### Records for this exercise
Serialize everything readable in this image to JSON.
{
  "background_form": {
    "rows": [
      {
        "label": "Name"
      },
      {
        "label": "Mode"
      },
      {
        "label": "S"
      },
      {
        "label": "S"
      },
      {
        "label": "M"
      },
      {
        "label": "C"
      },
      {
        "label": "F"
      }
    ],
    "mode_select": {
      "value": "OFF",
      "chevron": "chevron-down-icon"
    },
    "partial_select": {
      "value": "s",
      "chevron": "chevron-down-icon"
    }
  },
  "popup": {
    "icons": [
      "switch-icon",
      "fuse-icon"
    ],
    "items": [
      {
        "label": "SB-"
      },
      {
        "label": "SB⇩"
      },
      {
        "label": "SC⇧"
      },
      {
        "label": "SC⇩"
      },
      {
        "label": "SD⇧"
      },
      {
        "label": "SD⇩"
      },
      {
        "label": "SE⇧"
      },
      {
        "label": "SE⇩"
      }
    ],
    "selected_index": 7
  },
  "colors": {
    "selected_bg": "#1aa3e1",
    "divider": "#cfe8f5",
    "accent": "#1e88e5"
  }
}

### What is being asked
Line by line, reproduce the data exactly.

### Exercise answer
Serialize everything readable in this image to JSON.
{
  "background_form": {
    "rows": [
      {
        "label": "Name"
      },
      {
        "label": "Mode"
      },
      {
        "label": "S"
      },
      {
        "label": "S"
      },
      {
        "label": "M"
      },
      {
        "label": "C"
      },
      {
        "label": "F"
      }
    ],
    "mode_select": {
      "value": "OFF",
      "chevron": "chevron-down-icon"
    },
    "partial_select": {
      "value": "s",
      "chevron": "chevron-down-icon"
    }
  },
  "popup": {
    "icons": [
      "switch-icon",
      "fuse-icon"
    ],
    "items": [
      {
        "label": "SB-"
      },
      {
        "label": "SB⇩"
      },
      {
        "label": "SC⇧"
      },
      {
        "label": "SC⇩"
      },
      {
        "label": "SD⇧"
      },
      {
        "label": "SD⇩"
      },
      {
        "label": "SE⇧"
      },
      {
        "label": "SE⇩"
      }
    ],
    "selected_index": 7
  },
  "colors": {
    "selected_bg": "#1aa3e1",
    "divider": "#cfe8f5",
    "accent": "#1e88e5"
  }
}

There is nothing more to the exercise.